How to complete this task:
Count how many lines in the entries below hold the string "screenshot", and respond with that number only.

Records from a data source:
====================

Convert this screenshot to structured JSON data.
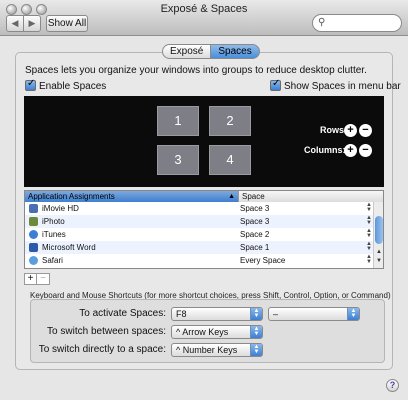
{
  "window": {
    "title": "Exposé & Spaces"
  },
  "toolbar": {
    "back_symbol": "◀",
    "forward_symbol": "▶",
    "show_all_label": "Show All",
    "search_placeholder": "",
    "search_value": ""
  },
  "tabs": [
    {
      "label": "Exposé",
      "selected": false
    },
    {
      "label": "Spaces",
      "selected": true
    }
  ],
  "intro_text": "Spaces lets you organize your windows into groups to reduce desktop clutter.",
  "enable_spaces": {
    "label": "Enable Spaces",
    "checked": true
  },
  "show_in_menubar": {
    "label": "Show Spaces in menu bar",
    "checked": true
  },
  "spaces": [
    "1",
    "2",
    "3",
    "4"
  ],
  "rows_label": "Rows:",
  "columns_label": "Columns:",
  "table": {
    "headers": [
      "Application Assignments",
      "Space"
    ],
    "rows": [
      {
        "app": "iMovie HD",
        "space": "Space 3",
        "icon": "imovie-icon",
        "icon_color": "#4a6fb0"
      },
      {
        "app": "iPhoto",
        "space": "Space 3",
        "icon": "iphoto-icon",
        "icon_color": "#6b8a3a"
      },
      {
        "app": "iTunes",
        "space": "Space 2",
        "icon": "itunes-icon",
        "icon_color": "#3a7fd5"
      },
      {
        "app": "Microsoft Word",
        "space": "Space 1",
        "icon": "word-icon",
        "icon_color": "#2b5aa8"
      },
      {
        "app": "Safari",
        "space": "Every Space",
        "icon": "safari-icon",
        "icon_color": "#5a9ee0"
      }
    ]
  },
  "add_button": "+",
  "remove_button": "−",
  "shortcuts_hint": "Keyboard and Mouse Shortcuts (for more shortcut choices, press Shift, Control, Option, or Command)",
  "shortcuts": {
    "activate_label": "To activate Spaces:",
    "activate_value": "F8",
    "activate_modifier": "–",
    "switch_label": "To switch between spaces:",
    "switch_value": "^ Arrow Keys",
    "direct_label": "To switch directly to a space:",
    "direct_value": "^ Number Keys"
  },
  "help_symbol": "?",
  "colors": {
    "accent": "#3d7fd0",
    "spaces_background": "#0b0b0b",
    "space_tile": "#7e7f86"
  }
}
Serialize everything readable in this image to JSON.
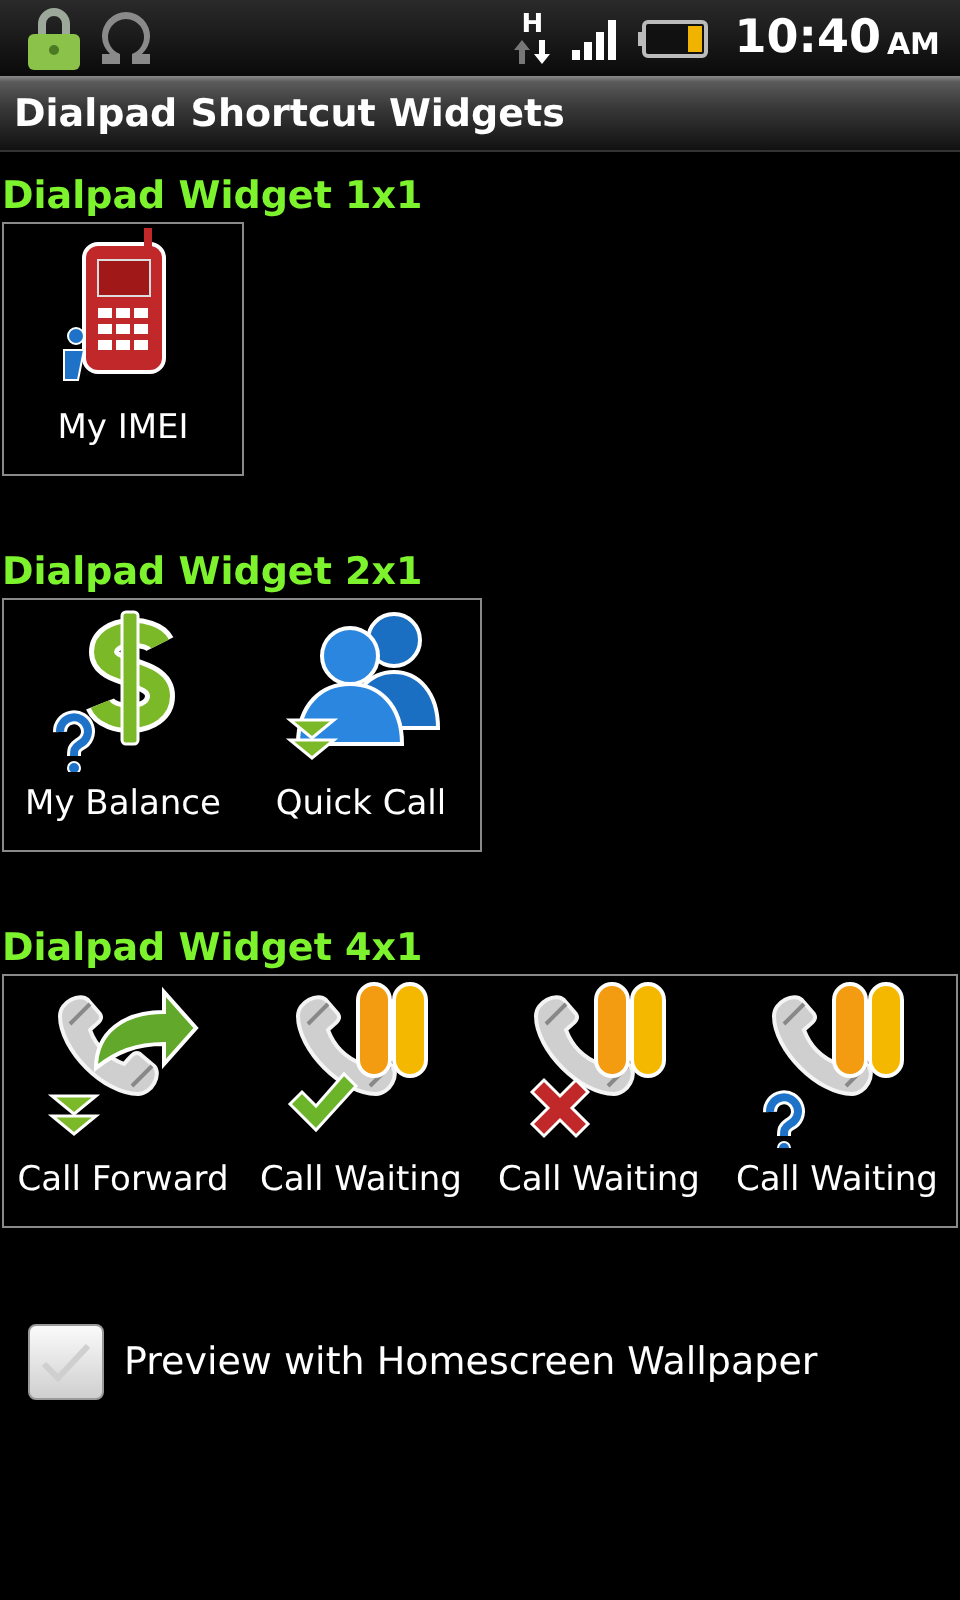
{
  "status_bar": {
    "network": "H",
    "time": "10:40",
    "meridiem": "AM"
  },
  "title": "Dialpad Shortcut Widgets",
  "sections": [
    {
      "heading": "Dialpad Widget 1x1",
      "widgets": [
        {
          "label": "My IMEI",
          "kind": "imei"
        }
      ]
    },
    {
      "heading": "Dialpad Widget 2x1",
      "widgets": [
        {
          "label": "My Balance",
          "kind": "balance"
        },
        {
          "label": "Quick Call",
          "kind": "quickcall"
        }
      ]
    },
    {
      "heading": "Dialpad Widget 4x1",
      "widgets": [
        {
          "label": "Call Forward",
          "kind": "forward"
        },
        {
          "label": "Call Waiting",
          "kind": "waiting-on"
        },
        {
          "label": "Call Waiting",
          "kind": "waiting-off"
        },
        {
          "label": "Call Waiting",
          "kind": "waiting-query"
        }
      ]
    }
  ],
  "preview": {
    "label": "Preview with Homescreen Wallpaper",
    "checked": false
  }
}
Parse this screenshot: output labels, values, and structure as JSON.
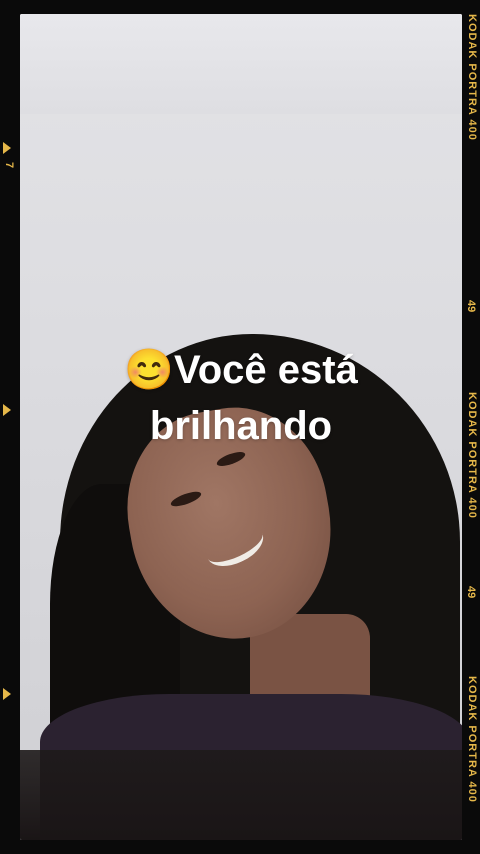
{
  "caption": {
    "emoji": "😊",
    "line1": "Você está",
    "line2": "brilhando"
  },
  "film_strip": {
    "brand_labels": [
      "KODAK PORTRA 400",
      "KODAK PORTRA 400",
      "KODAK PORTRA 400"
    ],
    "frame_numbers": [
      "49",
      "49"
    ],
    "left_number": "7",
    "accent_color": "#e6b84a"
  }
}
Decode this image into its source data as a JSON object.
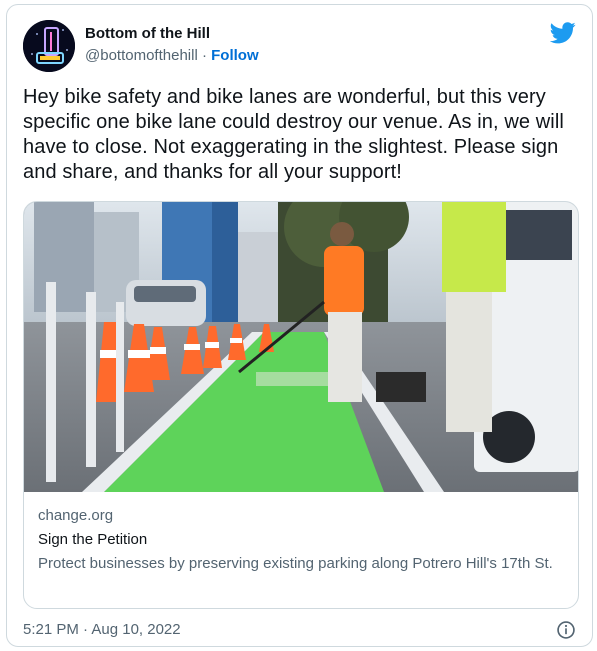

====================

Your response:
2